I had a meeting where I confronted my father. It did not go very well. There was lots of denial on his part, and he walked away. I have learned that I can't control other people, only myself. I choose to forgive him, and keep moving forward with my life.
It was not always easy, and there were many hard days. When I felt the darkness closing in I pulled out Searching for Angela Shelton. I sang Be Wise Be Strong Be You to myself over and over again. I prayed, sang worship songs, read, and played with my daughter. I spent time on the forum each day. I started a blog. I poured out my fears, and dreams, and hurts, and joys...and I thrived on the support I found.
I hung on for dear life, because I realized that my life was dear. My life was a precious gift, and I wanted to live it. I wanted to be free, no longer shackled by the abuse, no longer chained by the behavior and coping techniques that came from the abuse. There were times when I fell back into old patterns, retreating far into myself. There are times even now, that I fight against that darkness, but I have learned to fight it, to pull myself out of it.
Eventually the forum closed down. We moved several times, and I lost contact with all the supportive people I had met online.
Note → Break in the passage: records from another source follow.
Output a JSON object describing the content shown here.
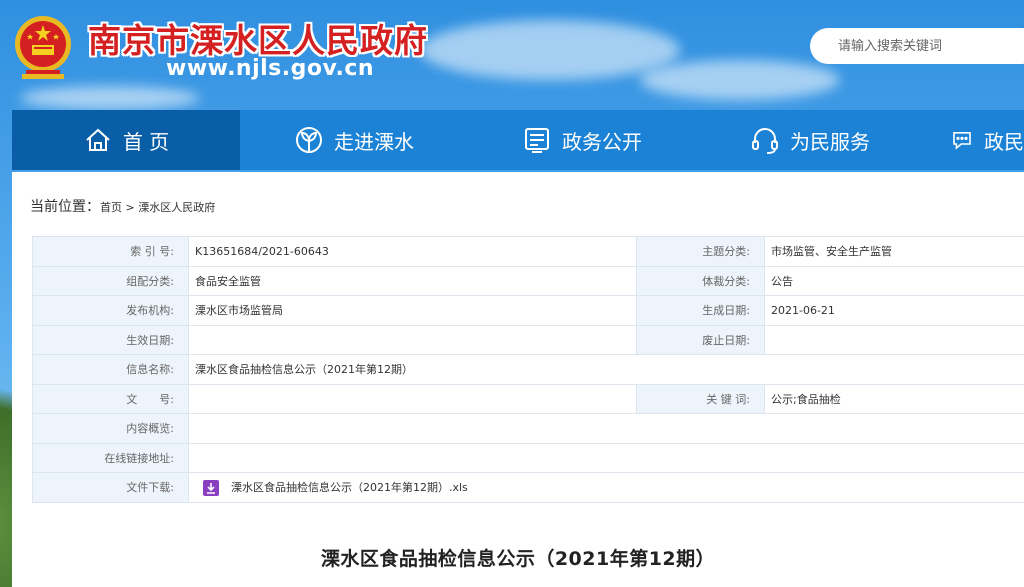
{
  "header": {
    "site_title": "南京市溧水区人民政府",
    "site_url": "www.njls.gov.cn",
    "search_placeholder": "请输入搜索关键词"
  },
  "nav": {
    "items": [
      {
        "label": "首 页",
        "icon": "home-icon",
        "active": true
      },
      {
        "label": "走进溧水",
        "icon": "leaf-icon",
        "active": false
      },
      {
        "label": "政务公开",
        "icon": "document-icon",
        "active": false
      },
      {
        "label": "为民服务",
        "icon": "headset-icon",
        "active": false
      },
      {
        "label": "政民",
        "icon": "chat-icon",
        "active": false
      }
    ]
  },
  "breadcrumb": {
    "prefix": "当前位置：",
    "home": "首页",
    "sep": " > ",
    "current": "溧水区人民政府"
  },
  "meta": {
    "rows": [
      {
        "k1": "索 引 号:",
        "v1": "K13651684/2021-60643",
        "k2": "主题分类:",
        "v2": "市场监管、安全生产监管"
      },
      {
        "k1": "组配分类:",
        "v1": "食品安全监管",
        "k2": "体裁分类:",
        "v2": "公告"
      },
      {
        "k1": "发布机构:",
        "v1": "溧水区市场监管局",
        "k2": "生成日期:",
        "v2": "2021-06-21"
      },
      {
        "k1": "生效日期:",
        "v1": "",
        "k2": "废止日期:",
        "v2": ""
      }
    ],
    "info_name_key": "信息名称:",
    "info_name_value": "溧水区食品抽检信息公示（2021年第12期）",
    "doc_no_key": "文　　号:",
    "doc_no_value": "",
    "keywords_key": "关 键 词:",
    "keywords_value": "公示;食品抽检",
    "summary_key": "内容概览:",
    "summary_value": "",
    "link_key": "在线链接地址:",
    "link_value": "",
    "download_key": "文件下载:",
    "download_file": "溧水区食品抽检信息公示（2021年第12期）.xls"
  },
  "doc_title": "溧水区食品抽检信息公示（2021年第12期）",
  "colors": {
    "nav_bg": "#1b82d6",
    "nav_active": "#0a5ea8",
    "title_red": "#d42020",
    "download_purple": "#8a3fc0"
  }
}
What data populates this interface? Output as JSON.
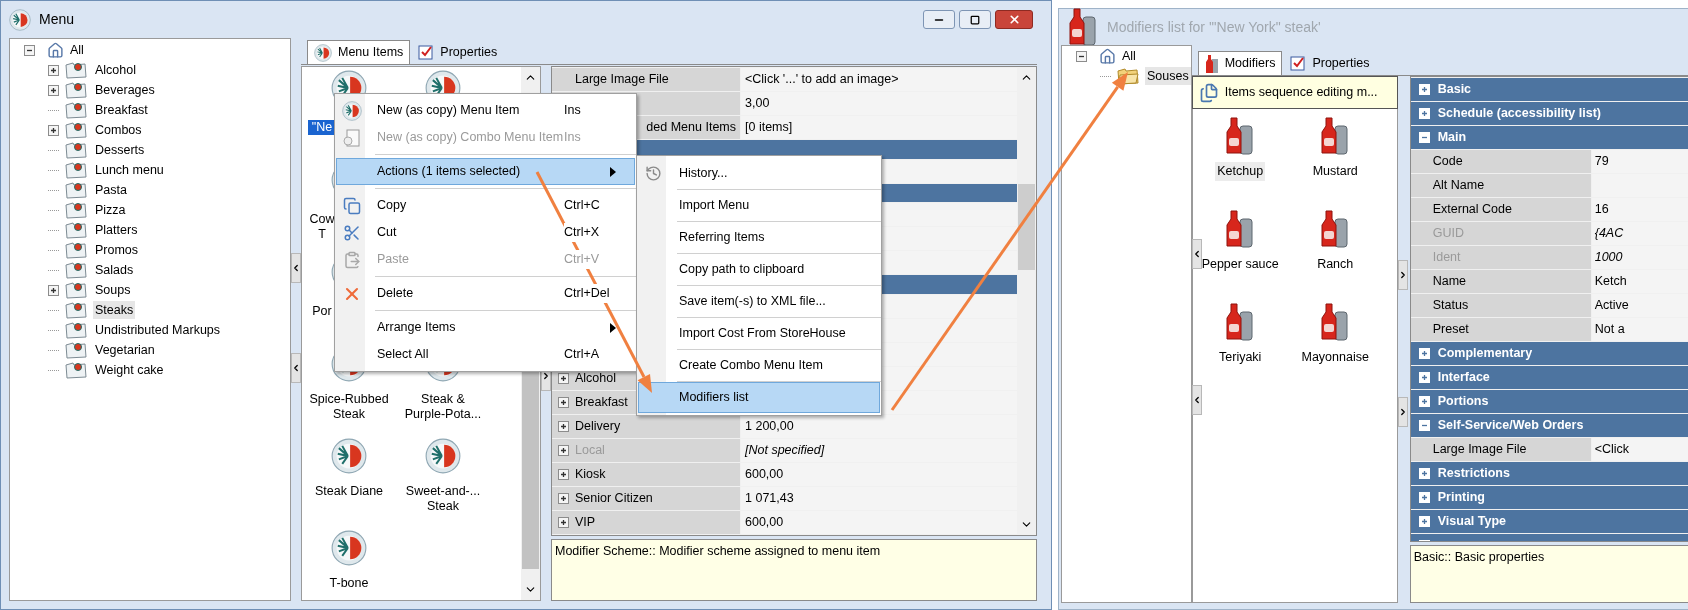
{
  "menu_window": {
    "title": "Menu",
    "active": true,
    "tree": {
      "label": "All",
      "expanded": true,
      "selected": false,
      "children": [
        {
          "label": "Alcohol",
          "kind": "collapsed",
          "selected": false
        },
        {
          "label": "Beverages",
          "kind": "collapsed",
          "selected": false
        },
        {
          "label": "Breakfast",
          "kind": "leaf",
          "selected": false
        },
        {
          "label": "Combos",
          "kind": "collapsed",
          "selected": false
        },
        {
          "label": "Desserts",
          "kind": "leaf",
          "selected": false
        },
        {
          "label": "Lunch menu",
          "kind": "leaf",
          "selected": false
        },
        {
          "label": "Pasta",
          "kind": "leaf",
          "selected": false
        },
        {
          "label": "Pizza",
          "kind": "leaf",
          "selected": false
        },
        {
          "label": "Platters",
          "kind": "leaf",
          "selected": false
        },
        {
          "label": "Promos",
          "kind": "leaf",
          "selected": false
        },
        {
          "label": "Salads",
          "kind": "leaf",
          "selected": false
        },
        {
          "label": "Soups",
          "kind": "collapsed",
          "selected": false
        },
        {
          "label": "Steaks",
          "kind": "leaf",
          "selected": true
        },
        {
          "label": "Undistributed Markups",
          "kind": "leaf",
          "selected": false
        },
        {
          "label": "Vegetarian",
          "kind": "leaf",
          "selected": false
        },
        {
          "label": "Weight cake",
          "kind": "leaf",
          "selected": false
        }
      ]
    },
    "tabs": [
      {
        "label": "Menu Items",
        "selected": true
      },
      {
        "label": "Properties",
        "selected": false
      }
    ],
    "items": [
      {
        "kind": "partial",
        "label": "\"Ne",
        "selected": true
      },
      {
        "kind": "icon_only"
      },
      {
        "kind": "partial",
        "label": "Cow T",
        "selected": false
      },
      {
        "kind": "covered"
      },
      {
        "kind": "partial",
        "label": "Por",
        "selected": false
      },
      {
        "kind": "covered"
      },
      {
        "kind": "item",
        "label": "Spice-Rubbed Steak",
        "selected": false
      },
      {
        "kind": "item",
        "label": "Steak & Purple-Pota...",
        "selected": false
      },
      {
        "kind": "item",
        "label": "Steak Diane",
        "selected": false
      },
      {
        "kind": "item",
        "label": "Sweet-and-... Steak",
        "selected": false
      },
      {
        "kind": "item",
        "label": "T-bone",
        "selected": false
      }
    ],
    "properties": [
      {
        "kind": "property",
        "name": "Large Image File",
        "value": "<Click '...' to add an image>"
      },
      {
        "kind": "property",
        "value": "3,00"
      },
      {
        "kind": "partial",
        "name": "ded Menu Items",
        "value": "[0 items]"
      },
      {
        "kind": "category"
      },
      {
        "kind": "property"
      },
      {
        "kind": "category"
      },
      {
        "kind": "property"
      },
      {
        "kind": "property"
      },
      {
        "kind": "property"
      },
      {
        "kind": "category"
      },
      {
        "kind": "property"
      },
      {
        "kind": "property"
      },
      {
        "kind": "property"
      },
      {
        "kind": "group",
        "name": "Alcohol",
        "expanded": false,
        "disabled": false
      },
      {
        "kind": "group",
        "name": "Breakfast",
        "expanded": false,
        "disabled": false
      },
      {
        "kind": "group",
        "name": "Delivery",
        "value": "1 200,00",
        "expanded": false,
        "disabled": false
      },
      {
        "kind": "group",
        "name": "Local",
        "value": "[Not specified]",
        "expanded": false,
        "disabled": true
      },
      {
        "kind": "group",
        "name": "Kiosk",
        "value": "600,00",
        "expanded": false,
        "disabled": false
      },
      {
        "kind": "group",
        "name": "Senior Citizen",
        "value": "1 071,43",
        "expanded": false,
        "disabled": false
      },
      {
        "kind": "group",
        "name": "VIP",
        "value": "600,00",
        "expanded": false,
        "disabled": false
      }
    ],
    "description": "Modifier Scheme:: Modifier scheme assigned to menu item"
  },
  "context_menu": {
    "items": [
      {
        "kind": "item",
        "label": "New (as copy) Menu Item",
        "shortcut": "Ins",
        "disabled": false,
        "selected": false,
        "submenu": false
      },
      {
        "kind": "item",
        "label": "New (as copy) Combo Menu Item",
        "shortcut": "Ins",
        "disabled": true,
        "selected": false,
        "submenu": false
      },
      {
        "kind": "separator"
      },
      {
        "kind": "item",
        "label": "Actions (1 items selected)",
        "disabled": false,
        "selected": true,
        "submenu": true
      },
      {
        "kind": "separator"
      },
      {
        "kind": "item",
        "label": "Copy",
        "shortcut": "Ctrl+C",
        "disabled": false,
        "selected": false,
        "submenu": false
      },
      {
        "kind": "item",
        "label": "Cut",
        "shortcut": "Ctrl+X",
        "disabled": false,
        "selected": false,
        "submenu": false
      },
      {
        "kind": "item",
        "label": "Paste",
        "shortcut": "Ctrl+V",
        "disabled": true,
        "selected": false,
        "submenu": false
      },
      {
        "kind": "separator"
      },
      {
        "kind": "item",
        "label": "Delete",
        "shortcut": "Ctrl+Del",
        "disabled": false,
        "selected": false,
        "submenu": false
      },
      {
        "kind": "separator"
      },
      {
        "kind": "item",
        "label": "Arrange Items",
        "disabled": false,
        "selected": false,
        "submenu": true
      },
      {
        "kind": "item",
        "label": "Select All",
        "shortcut": "Ctrl+A",
        "disabled": false,
        "selected": false,
        "submenu": false
      }
    ]
  },
  "actions_submenu": {
    "items": [
      {
        "label": "History...",
        "selected": false
      },
      {
        "label": "Import Menu",
        "selected": false
      },
      {
        "label": "Referring Items",
        "selected": false
      },
      {
        "label": "Copy path to clipboard",
        "selected": false
      },
      {
        "label": "Save item(-s) to XML file...",
        "selected": false
      },
      {
        "label": "Import Cost From StoreHouse",
        "selected": false
      },
      {
        "label": "Create Combo Menu Item",
        "selected": false
      },
      {
        "label": "Modifiers list",
        "selected": true
      }
    ]
  },
  "modifiers_window": {
    "title": "Modifiers list for '\"New York\" steak'",
    "active": false,
    "tree": {
      "label": "All",
      "expanded": true,
      "selected": false,
      "children": [
        {
          "label": "Souses",
          "selected": true
        }
      ]
    },
    "tabs": [
      {
        "label": "Modifiers",
        "selected": true
      },
      {
        "label": "Properties",
        "selected": false
      }
    ],
    "banner": "Items sequence editing m...",
    "modifiers": [
      {
        "label": "Ketchup",
        "selected": true
      },
      {
        "label": "Mustard",
        "selected": false
      },
      {
        "label": "Pepper sauce",
        "selected": false
      },
      {
        "label": "Ranch",
        "selected": false
      },
      {
        "label": "Teriyaki",
        "selected": false
      },
      {
        "label": "Mayonnaise",
        "selected": false
      }
    ],
    "sections": [
      {
        "name": "Basic",
        "expanded": false
      },
      {
        "name": "Schedule (accessibility list)",
        "expanded": false
      },
      {
        "name": "Main",
        "expanded": true,
        "rows": [
          {
            "name": "Code",
            "value": "79",
            "disabled": false
          },
          {
            "name": "Alt Name",
            "disabled": false
          },
          {
            "name": "External Code",
            "value": "16",
            "disabled": false
          },
          {
            "name": "GUID",
            "value": "{4AC",
            "disabled": true
          },
          {
            "name": "Ident",
            "value": "1000",
            "disabled": true
          },
          {
            "name": "Name",
            "value": "Ketch",
            "disabled": false
          },
          {
            "name": "Status",
            "value": "Active",
            "disabled": false
          },
          {
            "name": "Preset",
            "value": "Not a",
            "disabled": false
          }
        ]
      },
      {
        "name": "Complementary",
        "expanded": false
      },
      {
        "name": "Interface",
        "expanded": false
      },
      {
        "name": "Portions",
        "expanded": false
      },
      {
        "name": "Self-Service/Web Orders",
        "expanded": true,
        "rows": [
          {
            "name": "Large Image File",
            "value": "<Click",
            "disabled": false
          }
        ]
      },
      {
        "name": "Restrictions",
        "expanded": false
      },
      {
        "name": "Printing",
        "expanded": false
      },
      {
        "name": "Visual Type",
        "expanded": false
      },
      {
        "expanded": false
      }
    ],
    "description": "Basic:: Basic properties"
  }
}
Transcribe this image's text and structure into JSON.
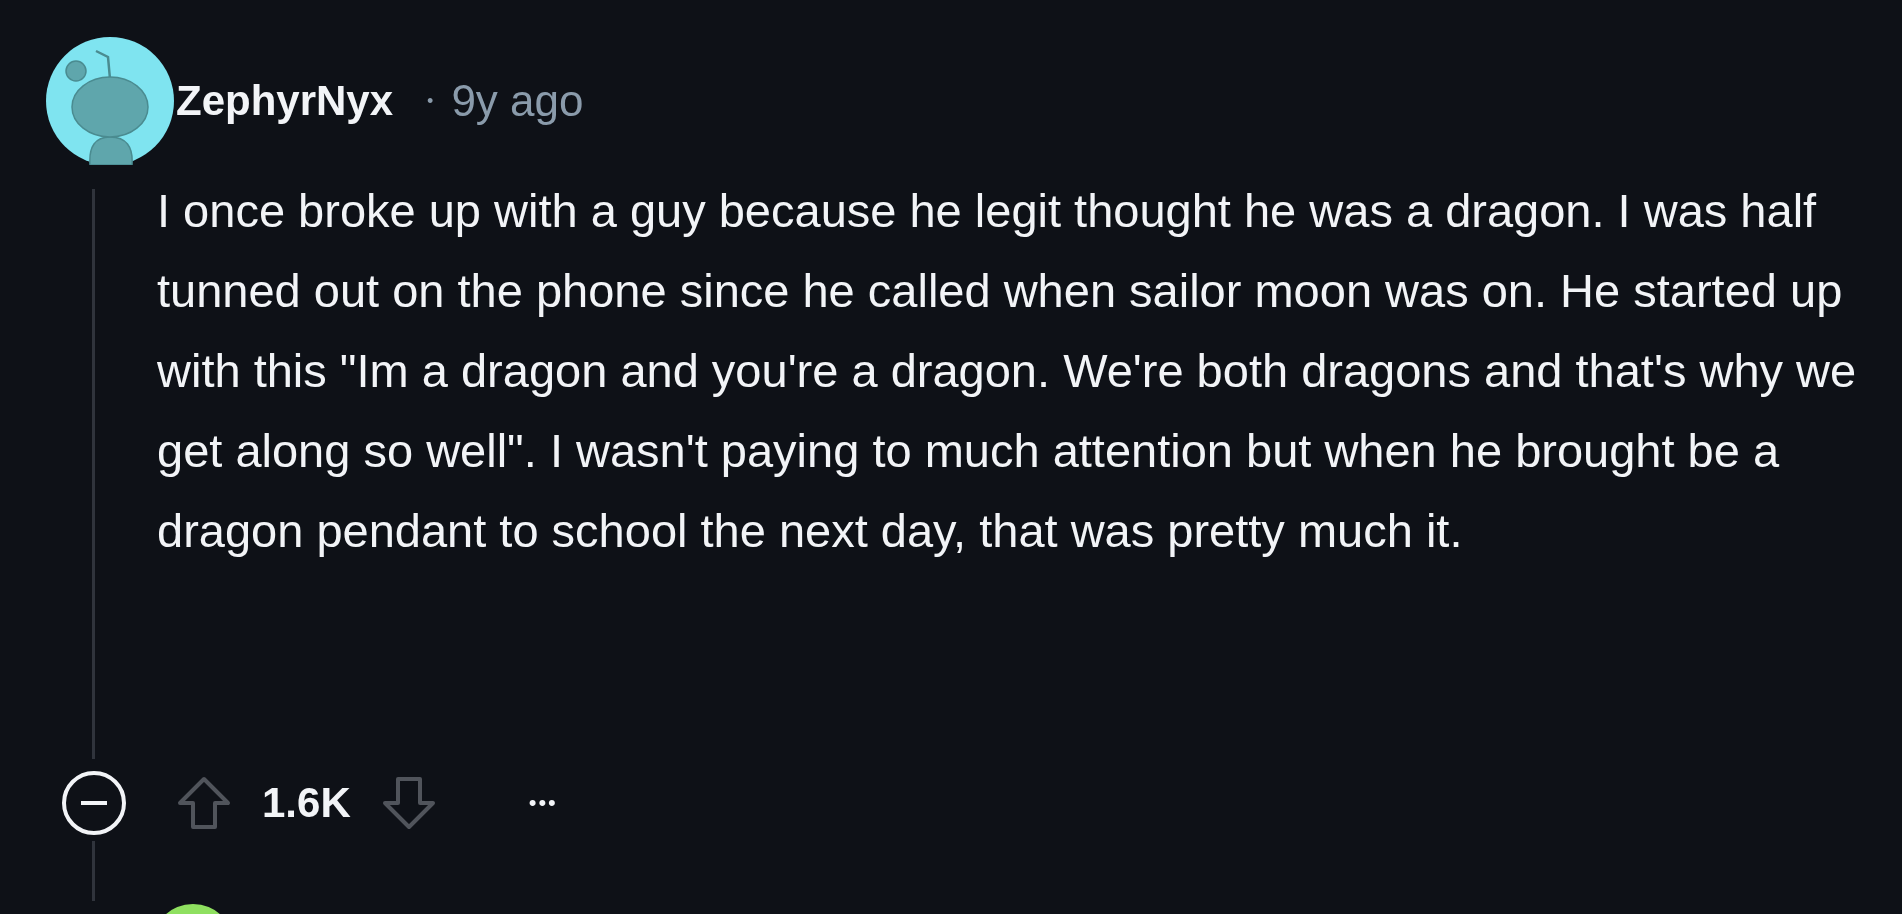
{
  "comment": {
    "author": "ZephyrNyx",
    "separator": "•",
    "time": "9y ago",
    "body": "I once broke up with a guy because he legit thought he was a dragon. I was half tunned out on the phone since he called when sailor moon was on. He started up with this \"Im a dragon and you're a dragon. We're both dragons and that's why we get along so well\". I wasn't paying to much attention but when he brought be a dragon pendant to school the next day, that was pretty much it.",
    "score": "1.6K",
    "more": "•••"
  }
}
Life changed; I changed. I continued to work on healing.
Last year I gave into my husband's cajoling, and joined facebook. It was one of the best ideas he ever shared. I found some of those old friends from the forum and reconnected. I found new people, too. Survivors doing the hard work of healing and living.
I can remember the moment when I wanted to connect with them, but felt afraid. When I recognized that fear for what it was, I stepped over it, and got to know people these people. They welcomed me into the family. In the last few months, I have learned a lot about asking and being open to receiving. I have learned about getting control of negative thought patterns and getting control of my life. The healing journey continues, and with it, so does life. I can honestly say that I live my life in JOY now. It isn't always perfect and it isn't always pretty...but I am still thankful for every breath, and I am free.